“Obviously, we haven’t got that now. We have been doing alternative commentary to Liverpool games via an app called ‘Hot Mic’. To be honest we’ve been doing it as much for ourselves as for the listener because we enjoy it.”

Fan groups across the country have been taking advantage of similar systems through lockdown. Apps such as Zoom and Skype have suddenly became an integral part of the matchday experience.

A sight football fans have become used to through lockdown

October had been earmarked for a limited number of fans to return to stadiums in England. However, much like in July when trial events to safely return spectators to sporting events were cancelled, the government once again pulled the plug due to a rise of coronavirus infections.
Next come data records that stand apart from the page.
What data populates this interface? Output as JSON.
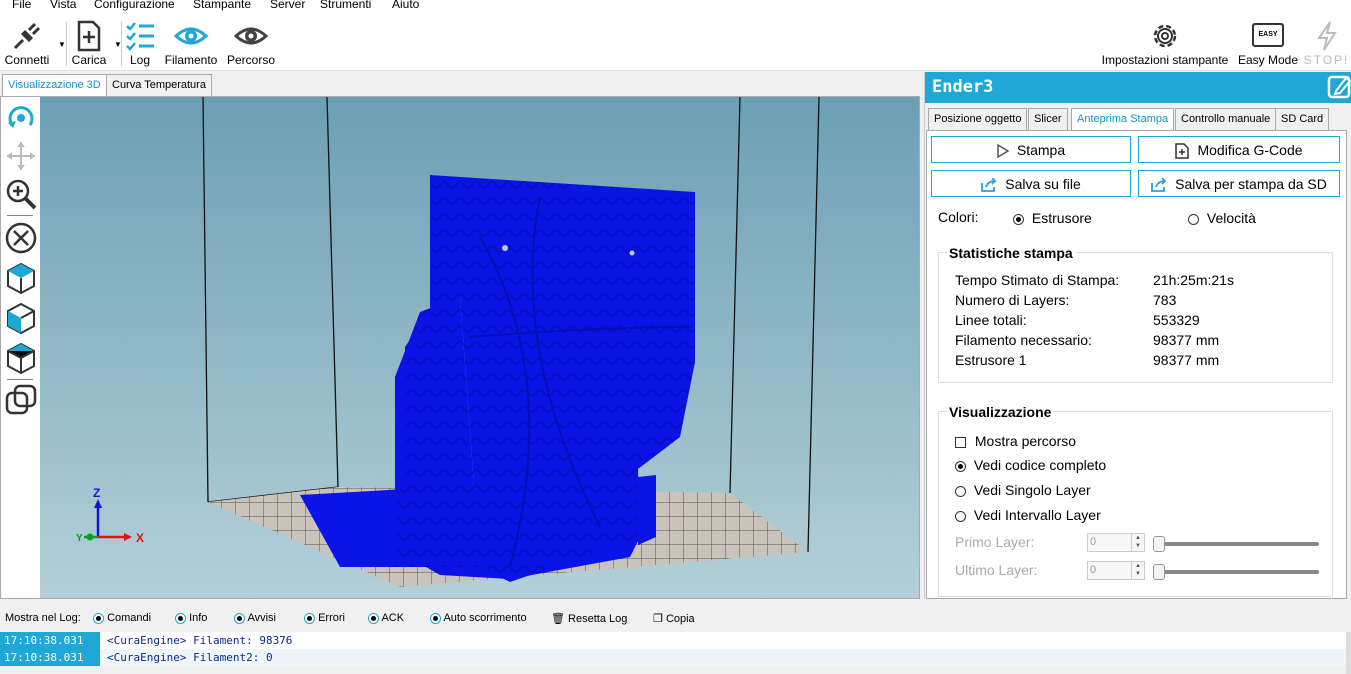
{
  "menu": [
    "File",
    "Vista",
    "Configurazione",
    "Stampante",
    "Server",
    "Strumenti",
    "Aiuto"
  ],
  "toolbar": {
    "connect": "Connetti",
    "load": "Carica",
    "log": "Log",
    "filament": "Filamento",
    "path": "Percorso",
    "printer_settings": "Impostazioni stampante",
    "easy_mode": "Easy Mode",
    "easy_badge": "EASY",
    "stop": "STOP!"
  },
  "view_tabs": [
    "Visualizzazione 3D",
    "Curva Temperatura"
  ],
  "axes": {
    "z": "Z",
    "x": "X",
    "y": "Y"
  },
  "printer_name": "Ender3",
  "right_tabs": [
    "Posizione oggetto",
    "Slicer",
    "Anteprima Stampa",
    "Controllo manuale",
    "SD Card"
  ],
  "actions": {
    "print": "Stampa",
    "edit_gcode": "Modifica G-Code",
    "save_file": "Salva su file",
    "save_sd": "Salva per stampa da SD"
  },
  "colors_label": "Colori:",
  "color_options": {
    "extruder": "Estrusore",
    "speed": "Velocità"
  },
  "stats": {
    "title": "Statistiche stampa",
    "rows": [
      {
        "label": "Tempo Stimato di Stampa:",
        "value": "21h:25m:21s"
      },
      {
        "label": "Numero di Layers:",
        "value": "783"
      },
      {
        "label": "Linee totali:",
        "value": "553329"
      },
      {
        "label": "Filamento necessario:",
        "value": "98377 mm"
      },
      {
        "label": "Estrusore 1",
        "value": "98377 mm"
      }
    ]
  },
  "visual": {
    "title": "Visualizzazione",
    "show_path": "Mostra percorso",
    "full_code": "Vedi codice completo",
    "single_layer": "Vedi Singolo Layer",
    "layer_range": "Vedi Intervallo Layer",
    "first_layer": "Primo Layer:",
    "last_layer": "Ultimo Layer:",
    "first_value": "0",
    "last_value": "0"
  },
  "logbar": {
    "label": "Mostra nel Log:",
    "commands": "Comandi",
    "info": "Info",
    "warnings": "Avvisi",
    "errors": "Errori",
    "ack": "ACK",
    "autoscroll": "Auto scorrimento",
    "reset": "Resetta Log",
    "copy": "Copia"
  },
  "log_lines": [
    {
      "time": "17:10:38.031",
      "msg": "<CuraEngine> Filament: 98376"
    },
    {
      "time": "17:10:38.031",
      "msg": "<CuraEngine> Filament2: 0"
    }
  ],
  "colors": {
    "accent": "#1fa7d6",
    "model": "#0a14e6",
    "link": "#1591c8"
  }
}
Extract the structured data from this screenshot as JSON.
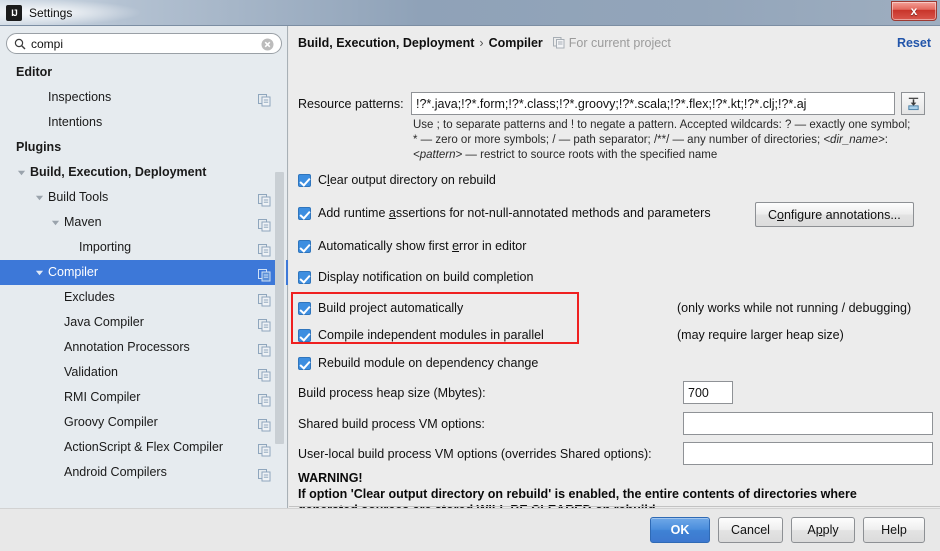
{
  "window": {
    "title": "Settings",
    "app_icon": "intellij-idea-icon",
    "close_label": "x"
  },
  "search": {
    "value": "compi",
    "placeholder": "",
    "icon": "search-icon",
    "clear_icon": "clear-icon"
  },
  "sidebar": {
    "items": [
      {
        "label": "Editor",
        "indent": 16,
        "bold": true,
        "twisty": "",
        "copy": false,
        "selected": false
      },
      {
        "label": "Inspections",
        "indent": 48,
        "bold": false,
        "twisty": "",
        "copy": true,
        "selected": false
      },
      {
        "label": "Intentions",
        "indent": 48,
        "bold": false,
        "twisty": "",
        "copy": false,
        "selected": false
      },
      {
        "label": "Plugins",
        "indent": 16,
        "bold": true,
        "twisty": "",
        "copy": false,
        "selected": false
      },
      {
        "label": "Build, Execution, Deployment",
        "indent": 30,
        "bold": true,
        "twisty": "down",
        "copy": false,
        "selected": false
      },
      {
        "label": "Build Tools",
        "indent": 48,
        "bold": false,
        "twisty": "down",
        "copy": true,
        "selected": false
      },
      {
        "label": "Maven",
        "indent": 64,
        "bold": false,
        "twisty": "down",
        "copy": true,
        "selected": false
      },
      {
        "label": "Importing",
        "indent": 79,
        "bold": false,
        "twisty": "",
        "copy": true,
        "selected": false
      },
      {
        "label": "Compiler",
        "indent": 48,
        "bold": false,
        "twisty": "down",
        "copy": true,
        "selected": true
      },
      {
        "label": "Excludes",
        "indent": 64,
        "bold": false,
        "twisty": "",
        "copy": true,
        "selected": false
      },
      {
        "label": "Java Compiler",
        "indent": 64,
        "bold": false,
        "twisty": "",
        "copy": true,
        "selected": false
      },
      {
        "label": "Annotation Processors",
        "indent": 64,
        "bold": false,
        "twisty": "",
        "copy": true,
        "selected": false
      },
      {
        "label": "Validation",
        "indent": 64,
        "bold": false,
        "twisty": "",
        "copy": true,
        "selected": false
      },
      {
        "label": "RMI Compiler",
        "indent": 64,
        "bold": false,
        "twisty": "",
        "copy": true,
        "selected": false
      },
      {
        "label": "Groovy Compiler",
        "indent": 64,
        "bold": false,
        "twisty": "",
        "copy": true,
        "selected": false
      },
      {
        "label": "ActionScript & Flex Compiler",
        "indent": 64,
        "bold": false,
        "twisty": "",
        "copy": true,
        "selected": false
      },
      {
        "label": "Android Compilers",
        "indent": 64,
        "bold": false,
        "twisty": "",
        "copy": true,
        "selected": false
      }
    ]
  },
  "header": {
    "breadcrumb_root": "Build, Execution, Deployment",
    "breadcrumb_sep": "›",
    "breadcrumb_leaf": "Compiler",
    "scope_label": "For current project",
    "scope_icon": "copy-icon",
    "reset_label": "Reset"
  },
  "compiler": {
    "resource_patterns_label": "Resource patterns:",
    "resource_patterns_value": "!?*.java;!?*.form;!?*.class;!?*.groovy;!?*.scala;!?*.flex;!?*.kt;!?*.clj;!?*.aj",
    "expand_button_icon": "expand-field-icon",
    "hint_line_1": "Use ; to separate patterns and ! to negate a pattern. Accepted wildcards: ? — exactly one symbol;",
    "hint_line_2_a": "* — zero or more symbols; / — path separator; /**/ — any number of directories; ",
    "hint_line_2_b": "<dir_name>",
    "hint_line_2_c": ":",
    "hint_line_3_a": "<pattern>",
    "hint_line_3_b": " — restrict to source roots with the specified name",
    "checkboxes": [
      {
        "label_pre": "C",
        "label_mnemonic": "l",
        "label_post": "ear output directory on rebuild",
        "checked": true
      },
      {
        "label_pre": "Add runtime ",
        "label_mnemonic": "a",
        "label_post": "ssertions for not-null-annotated methods and parameters",
        "checked": true
      },
      {
        "label_pre": "Automatically show first ",
        "label_mnemonic": "e",
        "label_post": "rror in editor",
        "checked": true
      },
      {
        "label_pre": "Display notification on build completion",
        "label_mnemonic": "",
        "label_post": "",
        "checked": true
      },
      {
        "label_pre": "Build project automatically",
        "label_mnemonic": "",
        "label_post": "",
        "checked": true
      },
      {
        "label_pre": "Compile independent modules in parallel",
        "label_mnemonic": "",
        "label_post": "",
        "checked": true
      },
      {
        "label_pre": "Rebuild module on dependency change",
        "label_mnemonic": "",
        "label_post": "",
        "checked": true
      }
    ],
    "configure_annotations_pre": "C",
    "configure_annotations_mnemonic": "o",
    "configure_annotations_post": "nfigure annotations...",
    "note_build_project": "(only works while not running / debugging)",
    "note_parallel": "(may require larger heap size)",
    "heap_label": "Build process heap size (Mbytes):",
    "heap_value": "700",
    "shared_vm_label": "Shared build process VM options:",
    "shared_vm_value": "",
    "userlocal_vm_label": "User-local build process VM options (overrides Shared options):",
    "userlocal_vm_value": "",
    "warning_title": "WARNING!",
    "warning_line_1": "If option 'Clear output directory on rebuild' is enabled, the entire contents of directories where",
    "warning_line_2": "generated sources are stored WILL BE CLEARED on rebuild.",
    "highlight_color": "#ef2020"
  },
  "footer": {
    "ok_label": "OK",
    "cancel_label": "Cancel",
    "apply_pre": "A",
    "apply_mnemonic": "p",
    "apply_post": "ply",
    "help_label": "Help"
  },
  "colors": {
    "accent": "#3d78d8",
    "link": "#2255aa",
    "highlight": "#ef2020",
    "checkbox": "#3d8ee0"
  }
}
A number of Premier League clubs including Manchester United have this week spoken out to say they are ready for the safe return of spectators. Gibbons believes that more can be done to get people back to live games: “The clubs have tried really hard to put measures in place,” he said.

“I think they should be given a chance to prove that they can work. There doesn’t seem to be any rhyme or reason between why certain things are allowed people back, but others aren’t.”

Although supporters may not be singing from the stands for the time being, fan power has not been silenced. The Premier League’s controversial decision to begin charging £14.95 for a number of games has been strongly resisted by fan groups. Many supporters have chosen to donate to local foodbanks instead of paying the additional subscription fee to watch their team. In an era where many people already feel detached from the game, this has created a unified front for fans of Premier League sides.

Said Gibbons: “Supporters need to remember that we are stronger together on these issues and it’s very rare that supporters from all clubs unite behind a common cause.

“It’s a shame really because if we do get a result it would hopefully prove that unity is strength on these issues and that some things are more important than club rivalry.”


About Jayke Brophy, JMU Journalism